Claudia and Julia Müller (Switzerland) In the video installation Overtaxed in Front of a Colored Background (Don't believe the Hype) 3 monitors display the sisters performing mundane activities gone slightly awry. Bright monochrome backdrops further suggest decontextualized TV advertisements or bizarre scientific experiments.

Hironori Murai (Japan) Murai animates puppets with air and sound. His large-scale black figures are brought to life by plastic-fan respirators, and speak the recorded dialogues of families and friends on the subways of New York. Murai’s puppets at once emanate the life of the city and are dislocated from it.

Paola Pivi (Italy) The work of Paola Pivi stretches or extends reality. Her focus is an irrational concentration of elements, such as light photons, pizza, Chinese people, airplanes, or in this case, pearls. The superficial system of counting or categorizing is replaced by a more indefinable element of beauty.

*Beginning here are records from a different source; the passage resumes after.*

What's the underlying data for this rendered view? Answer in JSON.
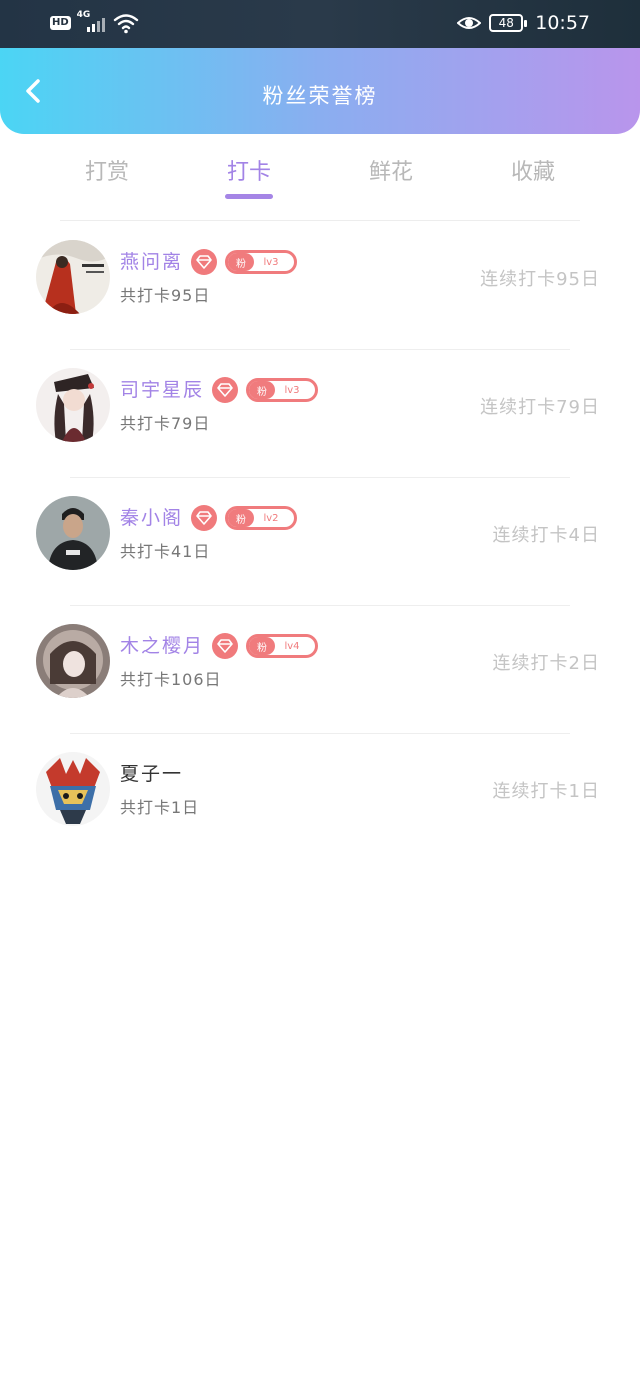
{
  "status_bar": {
    "hd_label": "HD",
    "network_label": "4G",
    "battery_level": "48",
    "time": "10:57"
  },
  "header": {
    "title": "粉丝荣誉榜"
  },
  "tabs": [
    {
      "label": "打赏",
      "active": false
    },
    {
      "label": "打卡",
      "active": true
    },
    {
      "label": "鲜花",
      "active": false
    },
    {
      "label": "收藏",
      "active": false
    }
  ],
  "fans": [
    {
      "name": "燕问离",
      "badge_label": "粉",
      "level": "lv3",
      "total": "共打卡95日",
      "streak": "连续打卡95日",
      "has_badges": true
    },
    {
      "name": "司宇星辰",
      "badge_label": "粉",
      "level": "lv3",
      "total": "共打卡79日",
      "streak": "连续打卡79日",
      "has_badges": true
    },
    {
      "name": "秦小阁",
      "badge_label": "粉",
      "level": "lv2",
      "total": "共打卡41日",
      "streak": "连续打卡4日",
      "has_badges": true
    },
    {
      "name": "木之樱月",
      "badge_label": "粉",
      "level": "lv4",
      "total": "共打卡106日",
      "streak": "连续打卡2日",
      "has_badges": true
    },
    {
      "name": "夏子一",
      "total": "共打卡1日",
      "streak": "连续打卡1日",
      "has_badges": false
    }
  ],
  "colors": {
    "accent_purple": "#a283e6",
    "badge_red": "#f07b7d",
    "header_gradient_start": "#4bd5f4",
    "header_gradient_end": "#b995ec"
  }
}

Andrea Ray (USA) Andrea Ray evokes ill-perceived and misdiagnosed communications between a subject and its environment. Uneasy moments of passive resistance are seen in the constant motion of Carrier, a six-minute video by Ray, which relates travel to the notion of communicable invisible things such as disease and thought.

Montserrat Soto (Spain) SECRET LANDSCAPE investigates the environment of contemporary art collectors’ homes. Peeking into these particular homes, we realize that they are independent installation pieces, created by the collector's art works. The works become objets trouvés, transformed by furniture and, ultimately, by photography.

Mary Ellen Strom (USA )Daughter is a speaking doll which conveys the tenets of the New York chapter of a historic women's organization. The sculpture is part of a larger project examining ways in which the organization attempts to maintain ideals of patriarchy and "whiteness" as a category, propagating its specific version of history.

Fiona Templeton (USA) A SPEAKING is a performance of continuously generated live language. It relates to Templeton’s recent continuous writing Cells of Release, in which a strip of words weaves throughout a building. In A SPEAKING, however, the piece winds back on itself only through the memory of sound from the artist’s body.

Gert Verhoeven (Belgium) Gert Verhoeven’s installation of drawings and plaster forms evokes childhood and gaming. Verhoeven’s work is both Freudian and playful, full of comic irony.

Sara Chi Hang Wong and Leung Chi Wo (Hong Kong) Wong and Leung have baked cookies in the shape of extracted pieces of sky. Shaped by architectural forms, the sky in the vicinity becomes a puzzle of dough to be eaten by gallery visitors. Wong and Wo will in turn document visitors’ sky-eating.

Elizabeth Zawada (USA) The painted large-format print Untitled – paint by number depicts a series of handwritten numbers meticulously repeated, filling the photograph. Each number has been assigned a color and hand painted, exposing the inherent beauty of the arduous writing task.